[Saved data entries]
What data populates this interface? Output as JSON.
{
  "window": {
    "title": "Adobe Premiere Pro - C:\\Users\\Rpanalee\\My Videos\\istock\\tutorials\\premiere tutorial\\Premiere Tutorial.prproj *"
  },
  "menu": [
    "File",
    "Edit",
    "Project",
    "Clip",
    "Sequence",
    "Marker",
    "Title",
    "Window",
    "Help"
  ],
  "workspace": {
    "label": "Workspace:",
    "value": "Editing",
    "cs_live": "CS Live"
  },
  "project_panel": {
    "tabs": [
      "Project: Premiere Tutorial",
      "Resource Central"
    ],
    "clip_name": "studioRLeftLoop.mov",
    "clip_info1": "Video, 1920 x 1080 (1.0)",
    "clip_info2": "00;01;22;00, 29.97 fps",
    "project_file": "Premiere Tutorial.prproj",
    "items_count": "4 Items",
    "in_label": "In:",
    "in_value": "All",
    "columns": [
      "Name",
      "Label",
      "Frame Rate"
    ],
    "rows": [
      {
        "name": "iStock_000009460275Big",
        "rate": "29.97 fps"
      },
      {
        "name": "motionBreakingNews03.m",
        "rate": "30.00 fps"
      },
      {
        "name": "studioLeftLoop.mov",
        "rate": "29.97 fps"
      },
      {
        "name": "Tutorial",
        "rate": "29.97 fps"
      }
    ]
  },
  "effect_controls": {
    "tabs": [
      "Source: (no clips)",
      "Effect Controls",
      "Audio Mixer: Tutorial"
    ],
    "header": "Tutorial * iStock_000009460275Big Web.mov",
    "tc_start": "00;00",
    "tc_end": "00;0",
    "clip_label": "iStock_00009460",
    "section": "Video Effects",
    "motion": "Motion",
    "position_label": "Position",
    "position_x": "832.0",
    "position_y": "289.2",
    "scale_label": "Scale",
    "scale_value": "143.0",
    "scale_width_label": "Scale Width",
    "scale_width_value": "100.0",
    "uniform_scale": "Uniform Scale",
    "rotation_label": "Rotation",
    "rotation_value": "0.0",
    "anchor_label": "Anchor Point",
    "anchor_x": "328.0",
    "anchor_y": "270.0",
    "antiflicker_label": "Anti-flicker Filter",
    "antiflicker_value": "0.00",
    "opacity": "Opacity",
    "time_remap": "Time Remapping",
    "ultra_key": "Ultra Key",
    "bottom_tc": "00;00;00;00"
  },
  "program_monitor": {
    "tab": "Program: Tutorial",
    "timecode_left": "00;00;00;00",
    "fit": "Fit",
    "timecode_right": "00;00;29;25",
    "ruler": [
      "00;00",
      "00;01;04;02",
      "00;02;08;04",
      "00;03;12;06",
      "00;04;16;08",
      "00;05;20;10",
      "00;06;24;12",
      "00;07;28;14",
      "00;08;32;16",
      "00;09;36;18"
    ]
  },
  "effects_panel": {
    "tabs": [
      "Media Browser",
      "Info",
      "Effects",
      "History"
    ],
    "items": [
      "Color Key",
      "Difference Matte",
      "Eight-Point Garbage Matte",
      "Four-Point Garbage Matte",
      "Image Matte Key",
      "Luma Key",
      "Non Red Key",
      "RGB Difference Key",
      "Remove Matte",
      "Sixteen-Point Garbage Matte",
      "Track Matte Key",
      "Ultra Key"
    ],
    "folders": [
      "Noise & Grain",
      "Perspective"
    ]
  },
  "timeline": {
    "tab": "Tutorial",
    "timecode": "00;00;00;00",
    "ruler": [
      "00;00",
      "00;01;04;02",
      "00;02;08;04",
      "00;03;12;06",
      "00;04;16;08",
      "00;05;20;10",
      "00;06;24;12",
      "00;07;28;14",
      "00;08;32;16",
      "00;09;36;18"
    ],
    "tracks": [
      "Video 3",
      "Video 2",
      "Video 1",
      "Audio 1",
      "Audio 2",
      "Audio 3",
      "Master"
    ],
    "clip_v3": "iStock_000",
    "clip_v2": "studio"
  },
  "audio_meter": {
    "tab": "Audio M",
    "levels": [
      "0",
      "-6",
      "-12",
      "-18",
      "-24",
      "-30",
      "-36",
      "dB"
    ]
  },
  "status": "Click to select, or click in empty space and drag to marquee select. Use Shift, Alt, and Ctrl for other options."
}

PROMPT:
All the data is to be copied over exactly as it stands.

RESULT FOR THIS EXERCISE:
What data populates this interface? Output as JSON.
{
  "window": {
    "title": "Adobe Premiere Pro - C:\\Users\\Rpanalee\\My Videos\\istock\\tutorials\\premiere tutorial\\Premiere Tutorial.prproj *"
  },
  "menu": [
    "File",
    "Edit",
    "Project",
    "Clip",
    "Sequence",
    "Marker",
    "Title",
    "Window",
    "Help"
  ],
  "workspace": {
    "label": "Workspace:",
    "value": "Editing",
    "cs_live": "CS Live"
  },
  "project_panel": {
    "tabs": [
      "Project: Premiere Tutorial",
      "Resource Central"
    ],
    "clip_name": "studioRLeftLoop.mov",
    "clip_info1": "Video, 1920 x 1080 (1.0)",
    "clip_info2": "00;01;22;00, 29.97 fps",
    "project_file": "Premiere Tutorial.prproj",
    "items_count": "4 Items",
    "in_label": "In:",
    "in_value": "All",
    "columns": [
      "Name",
      "Label",
      "Frame Rate"
    ],
    "rows": [
      {
        "name": "iStock_000009460275Big",
        "rate": "29.97 fps"
      },
      {
        "name": "motionBreakingNews03.m",
        "rate": "30.00 fps"
      },
      {
        "name": "studioLeftLoop.mov",
        "rate": "29.97 fps"
      },
      {
        "name": "Tutorial",
        "rate": "29.97 fps"
      }
    ]
  },
  "effect_controls": {
    "tabs": [
      "Source: (no clips)",
      "Effect Controls",
      "Audio Mixer: Tutorial"
    ],
    "header": "Tutorial * iStock_000009460275Big Web.mov",
    "tc_start": "00;00",
    "tc_end": "00;0",
    "clip_label": "iStock_00009460",
    "section": "Video Effects",
    "motion": "Motion",
    "position_label": "Position",
    "position_x": "832.0",
    "position_y": "289.2",
    "scale_label": "Scale",
    "scale_value": "143.0",
    "scale_width_label": "Scale Width",
    "scale_width_value": "100.0",
    "uniform_scale": "Uniform Scale",
    "rotation_label": "Rotation",
    "rotation_value": "0.0",
    "anchor_label": "Anchor Point",
    "anchor_x": "328.0",
    "anchor_y": "270.0",
    "antiflicker_label": "Anti-flicker Filter",
    "antiflicker_value": "0.00",
    "opacity": "Opacity",
    "time_remap": "Time Remapping",
    "ultra_key": "Ultra Key",
    "bottom_tc": "00;00;00;00"
  },
  "program_monitor": {
    "tab": "Program: Tutorial",
    "timecode_left": "00;00;00;00",
    "fit": "Fit",
    "timecode_right": "00;00;29;25",
    "ruler": [
      "00;00",
      "00;01;04;02",
      "00;02;08;04",
      "00;03;12;06",
      "00;04;16;08",
      "00;05;20;10",
      "00;06;24;12",
      "00;07;28;14",
      "00;08;32;16",
      "00;09;36;18"
    ]
  },
  "effects_panel": {
    "tabs": [
      "Media Browser",
      "Info",
      "Effects",
      "History"
    ],
    "items": [
      "Color Key",
      "Difference Matte",
      "Eight-Point Garbage Matte",
      "Four-Point Garbage Matte",
      "Image Matte Key",
      "Luma Key",
      "Non Red Key",
      "RGB Difference Key",
      "Remove Matte",
      "Sixteen-Point Garbage Matte",
      "Track Matte Key",
      "Ultra Key"
    ],
    "folders": [
      "Noise & Grain",
      "Perspective"
    ]
  },
  "timeline": {
    "tab": "Tutorial",
    "timecode": "00;00;00;00",
    "ruler": [
      "00;00",
      "00;01;04;02",
      "00;02;08;04",
      "00;03;12;06",
      "00;04;16;08",
      "00;05;20;10",
      "00;06;24;12",
      "00;07;28;14",
      "00;08;32;16",
      "00;09;36;18"
    ],
    "tracks": [
      "Video 3",
      "Video 2",
      "Video 1",
      "Audio 1",
      "Audio 2",
      "Audio 3",
      "Master"
    ],
    "clip_v3": "iStock_000",
    "clip_v2": "studio"
  },
  "audio_meter": {
    "tab": "Audio M",
    "levels": [
      "0",
      "-6",
      "-12",
      "-18",
      "-24",
      "-30",
      "-36",
      "dB"
    ]
  },
  "status": "Click to select, or click in empty space and drag to marquee select. Use Shift, Alt, and Ctrl for other options."
}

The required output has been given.